dress their heads with horns: the Ostiacs From Lien Chi Altangi to the care of Fipsihi, muck beauties, tricked out in all the finery
powdered with red earth ; and the Cal. resident in Moscow, to be forwarded by the Russian caravan to Fum Hoam, First Presi- of sheepskin, appeared highly ridiculous. dent of the Ceremonial Academy at Pekin, in But I soon perceived that the ridicule lay China.
not in them, but in me; that I falsely conTHINK not, O thou guide of my youth! demned others for absurdity, because they that absence can impair my respect, or happened to differ from a standard oriinterposing trackless deserts blot your ginally founded in prejudice or partiality. reverend figure from my memory. The I find no pleasure, therefore, in taxing farther I travel I feel the pain of separation the English with departing from nature in with stronger force; those ties that bind their external appearance, which is all I me to my native country and you are still yet know of their character : it is possible unbroken. By every remove I only drag they only endeavour to improve her simple a greater length of chain.
plan, since every extravagance in dress Could I find ought worth transmitting proceeds from a desire of becoming more from so remote a region as this to which beautiful than nature made us ; and this I have wandered, I should gladly send it; is so harmless a vanity, that I not only but, instead of this, you must be content pardon, but approve it. A desire to be with a renewal of my former professions, more excellent than others is what actually and an imperfect account of a people with makes us so ; and as thousands find a livewhom I am as yet but superficially ac- lihood in society by such appetites, none quainted. The remarks of a man who has but the ignorant inveigh against them. been but three days in the country can only You are not insensible, most reverend be those obvious circumstances which force Fum Hoam, what numberless trades, even themselves upon the imagination. I con among the Chinese, subsist by the harm sider myself here as a newly created being less pride of each other. Your nose-borers, introduced into a new world. Every ob- feet-swathers, teeth-stainers, eyebrowject strikes with wonder and surprise. The pluckers, would all want bread, should imagination, still unsated, seems the only their neighbours want vanity. Thesc active principle of the mind. The most vanities, however, employ much fewer trilling occurrences give pleasure, till the hands in China than in England ; and a gloss of novelty is worn away. When I fine gentleman or a fine lady here, dressed have ceased to wonder, I may possibly up to the fashion, seems scarcely to have grow wise; I

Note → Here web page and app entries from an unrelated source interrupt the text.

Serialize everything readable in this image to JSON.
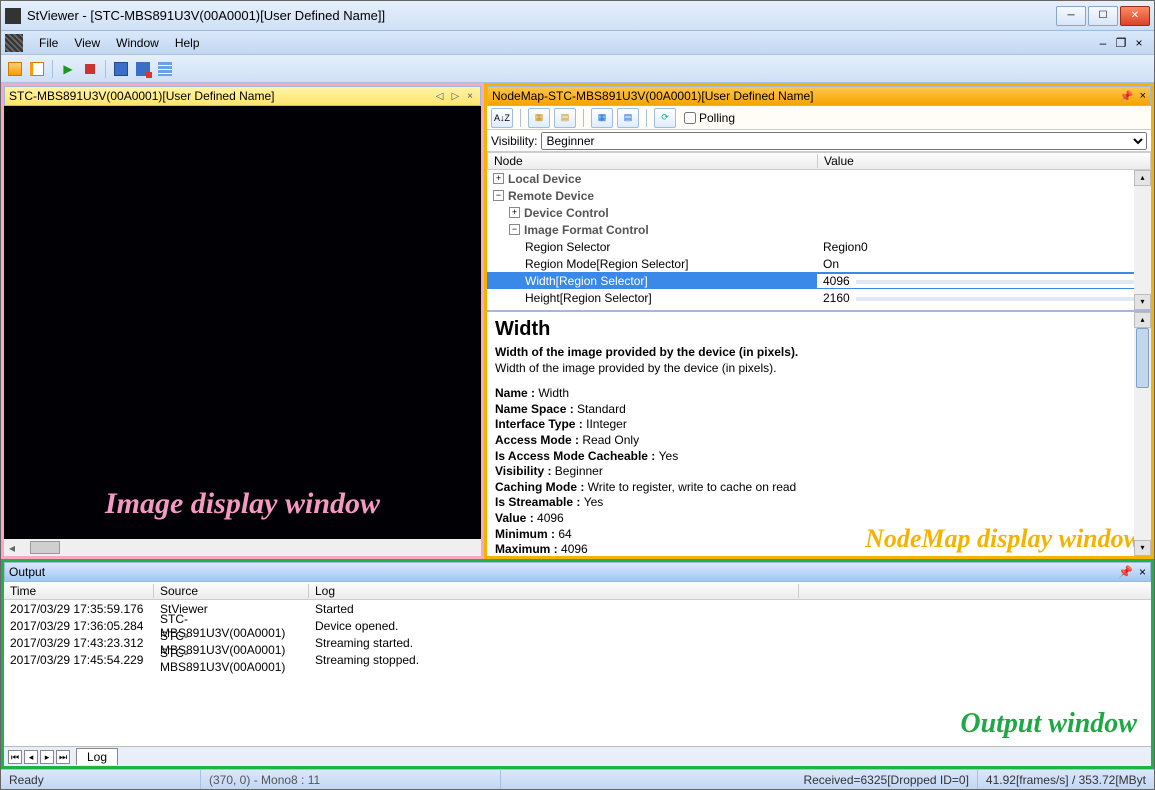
{
  "window": {
    "title": "StViewer - [STC-MBS891U3V(00A0001)[User Defined Name]]"
  },
  "menu": {
    "items": [
      "File",
      "View",
      "Window",
      "Help"
    ]
  },
  "image_panel": {
    "tab_title": "STC-MBS891U3V(00A0001)[User Defined Name]",
    "overlay": "Image display window"
  },
  "nodemap": {
    "title": "NodeMap-STC-MBS891U3V(00A0001)[User Defined Name]",
    "polling_label": "Polling",
    "visibility_label": "Visibility:",
    "visibility_value": "Beginner",
    "columns": {
      "node": "Node",
      "value": "Value"
    },
    "rows": [
      {
        "kind": "group",
        "indent": 0,
        "exp": "+",
        "label": "Local Device",
        "value": ""
      },
      {
        "kind": "group",
        "indent": 0,
        "exp": "−",
        "label": "Remote Device",
        "value": ""
      },
      {
        "kind": "group",
        "indent": 1,
        "exp": "+",
        "label": "Device Control",
        "value": ""
      },
      {
        "kind": "group",
        "indent": 1,
        "exp": "−",
        "label": "Image Format Control",
        "value": ""
      },
      {
        "kind": "leaf",
        "indent": 2,
        "label": "Region Selector",
        "value": "Region0"
      },
      {
        "kind": "leaf",
        "indent": 2,
        "label": "Region Mode[Region Selector]",
        "value": "On"
      },
      {
        "kind": "sel",
        "indent": 2,
        "label": "Width[Region Selector]",
        "value": "4096"
      },
      {
        "kind": "leaf",
        "indent": 2,
        "label": "Height[Region Selector]",
        "value": "2160"
      }
    ],
    "desc": {
      "title": "Width",
      "summary": "Width of the image provided by the device (in pixels).",
      "detail": "Width of the image provided by the device (in pixels).",
      "props": [
        [
          "Name :",
          "Width"
        ],
        [
          "Name Space :",
          "Standard"
        ],
        [
          "Interface Type :",
          "IInteger"
        ],
        [
          "Access Mode :",
          "Read Only"
        ],
        [
          "Is Access Mode Cacheable :",
          "Yes"
        ],
        [
          "Visibility :",
          "Beginner"
        ],
        [
          "Caching Mode :",
          "Write to register, write to cache on read"
        ],
        [
          "Is Streamable :",
          "Yes"
        ],
        [
          "Value :",
          "4096"
        ],
        [
          "Minimum :",
          "64"
        ],
        [
          "Maximum :",
          "4096"
        ]
      ],
      "overlay": "NodeMap display window"
    }
  },
  "output": {
    "title": "Output",
    "columns": {
      "time": "Time",
      "source": "Source",
      "log": "Log"
    },
    "rows": [
      {
        "time": "2017/03/29 17:35:59.176",
        "source": "StViewer",
        "log": "Started"
      },
      {
        "time": "2017/03/29 17:36:05.284",
        "source": "STC-MBS891U3V(00A0001)",
        "log": "Device opened."
      },
      {
        "time": "2017/03/29 17:43:23.312",
        "source": "STC-MBS891U3V(00A0001)",
        "log": "Streaming started."
      },
      {
        "time": "2017/03/29 17:45:54.229",
        "source": "STC-MBS891U3V(00A0001)",
        "log": "Streaming stopped."
      }
    ],
    "tab": "Log",
    "overlay": "Output window"
  },
  "status": {
    "ready": "Ready",
    "cursor": "(370, 0) - Mono8 : 11",
    "received": "Received=6325[Dropped ID=0]",
    "rate": "41.92[frames/s] / 353.72[MByt"
  }
}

may then call the reasoning a single limb that does not suffer some principle to my aid, and compare those distortions from art.